How schools can engage employers
Amandeep Jaspal, Careers and Employability Specialist at Highgate School, explains how she is working with employers to develop an effective careers strategy.
Changes in legislation, such as the introduction of the Gatsby Benchmarks, have put a long overdue spotlight on the careers activity taking place in schools nationally. It feels like there’s no better and more exciting time to be involved in developing the employability of our young people at this crucial stage in their education, ensuring they are as prepared as they can be for an unknown future.
Highgate School is entering its second year of ISE membership. Access to research and a network of more than 500 leading employers of students are among the many benefits that are helping me in my role where such a crucial part involves ensuring our pupils are prepared for the working world that lies ahead of them. Here are some of the key learnings from my experiences with employers and ISE members.
Building industry contacts
I was invited to be part of a panel session at the ISE Apprenticeship conference earlier this year and it was great to have the opportunity to share insights and personal reflections with others, particularly employers.
Yes, it meant that my ‘to-do’ list remained unticked for another day, but the conversations that take place at events like these are invaluable for identifying mutual needs and creating forums for demystifying some of the challenges that employers face with schools.
Some of the topics we discussed included: What is the best way for schools and employers to engage with each other? How can employers get pupils to know about their opportunities? How can employers develop work experience opportunities?
These discussions are more fruitful for schools when they are held with those directly able to make the necessary changes to improve school/employer engagement – such as ISE members. Naturally, events such as these lead to people making new connections and identifying key points of contact for future initiatives.
Maintaining effective employer relationships is crucial to building a successful careers strategy in schools. Critical to this is monitoring progress, capturing data and taking action as a result.
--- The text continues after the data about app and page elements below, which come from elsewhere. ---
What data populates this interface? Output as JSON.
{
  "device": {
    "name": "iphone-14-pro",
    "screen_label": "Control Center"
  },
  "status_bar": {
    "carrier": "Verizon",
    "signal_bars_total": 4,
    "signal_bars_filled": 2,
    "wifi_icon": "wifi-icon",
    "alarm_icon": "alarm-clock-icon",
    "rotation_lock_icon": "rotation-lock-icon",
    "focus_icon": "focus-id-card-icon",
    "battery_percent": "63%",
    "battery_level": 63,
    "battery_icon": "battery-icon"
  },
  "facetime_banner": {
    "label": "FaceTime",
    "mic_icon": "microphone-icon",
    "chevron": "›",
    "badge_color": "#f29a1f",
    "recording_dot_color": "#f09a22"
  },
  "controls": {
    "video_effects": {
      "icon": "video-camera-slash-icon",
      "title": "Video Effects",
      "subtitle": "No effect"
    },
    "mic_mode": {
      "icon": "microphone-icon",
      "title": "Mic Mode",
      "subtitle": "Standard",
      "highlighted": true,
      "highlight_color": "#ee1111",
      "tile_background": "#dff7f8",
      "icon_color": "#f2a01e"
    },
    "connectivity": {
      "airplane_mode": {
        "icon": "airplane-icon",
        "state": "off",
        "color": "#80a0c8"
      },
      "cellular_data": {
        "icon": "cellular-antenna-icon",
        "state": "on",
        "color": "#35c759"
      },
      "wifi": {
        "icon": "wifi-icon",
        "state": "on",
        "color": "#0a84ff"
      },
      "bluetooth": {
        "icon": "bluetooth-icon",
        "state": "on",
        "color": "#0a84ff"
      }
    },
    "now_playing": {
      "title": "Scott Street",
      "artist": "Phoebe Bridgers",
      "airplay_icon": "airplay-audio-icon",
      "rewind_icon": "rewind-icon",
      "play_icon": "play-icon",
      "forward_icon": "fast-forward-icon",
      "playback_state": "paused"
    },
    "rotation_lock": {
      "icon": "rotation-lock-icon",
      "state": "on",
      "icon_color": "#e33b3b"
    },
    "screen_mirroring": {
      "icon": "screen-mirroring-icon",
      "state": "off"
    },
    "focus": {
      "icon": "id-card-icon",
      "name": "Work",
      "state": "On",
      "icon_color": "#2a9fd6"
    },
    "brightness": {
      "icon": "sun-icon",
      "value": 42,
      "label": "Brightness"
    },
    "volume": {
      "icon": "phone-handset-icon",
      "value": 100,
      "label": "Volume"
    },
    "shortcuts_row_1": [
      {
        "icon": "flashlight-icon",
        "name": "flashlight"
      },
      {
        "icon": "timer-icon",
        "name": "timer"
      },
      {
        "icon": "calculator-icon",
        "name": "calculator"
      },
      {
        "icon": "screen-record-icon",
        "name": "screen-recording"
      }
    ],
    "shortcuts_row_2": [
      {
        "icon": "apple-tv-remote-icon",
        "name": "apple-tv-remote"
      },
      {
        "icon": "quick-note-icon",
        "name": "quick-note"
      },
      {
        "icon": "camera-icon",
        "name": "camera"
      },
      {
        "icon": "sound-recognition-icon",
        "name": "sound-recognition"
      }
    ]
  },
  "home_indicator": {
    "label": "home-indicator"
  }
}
One of the most useful things for shaping and developing the strategy at Highgate School has been gathering feedback at every stage we can. Some of the questions we ask are: What did employers think about the skills that pupils demonstrated when they completed work experience with them? What did pupils take away from an employer session?
Statistics and quotes are incredibly powerful in communicating your progress and requirements to other parts of the school as well as shaping future activity and highlighting clear actions to take.
Going forward, acting on the feedback in collaboration with employers and starting the process again ensures you’re forming a genuine, mutually beneficial partnership.
Understanding the market and employer needs
Current and reliable labour market information plays an important role in ensuring careers information is up-to-date and effective for pupils.
As well as one-to-ones to explore individual options with students, I run fortnightly sessions for Year 12 to focus on interview skills. These have had positive feedback and learnings were highlighted at the end of the year when we held practice job interviews with external volunteers. The fact that we received great feedback from the interviewers on the quality of our pupils’ responses served as a positive indicator that our careers activity is on the right track.
Technological advancement has changed how employers recruit, so it’s also important to keep up-to-date with the tools and approaches that firms are taking to select candidates for work experience, apprenticeships and jobs. It’s also advantageous to have an awareness of the skills that employers want and need, both now and in the future, enabling the sharing of useful, relevant advice with pupils.
ISE surveys have highlighted a trend towards use of video interviewing and strengths-based questioning. In response we have been able to factor these into our sessions, giving our pupils the opportunity to become more comfortable with the reality of what they’re likely to face in their first steps into employment. I’m now turning my attention to some of the emerging trends around use of virtual reality and gamified assessment with excitement!
ISE is now inviting schools to join its community.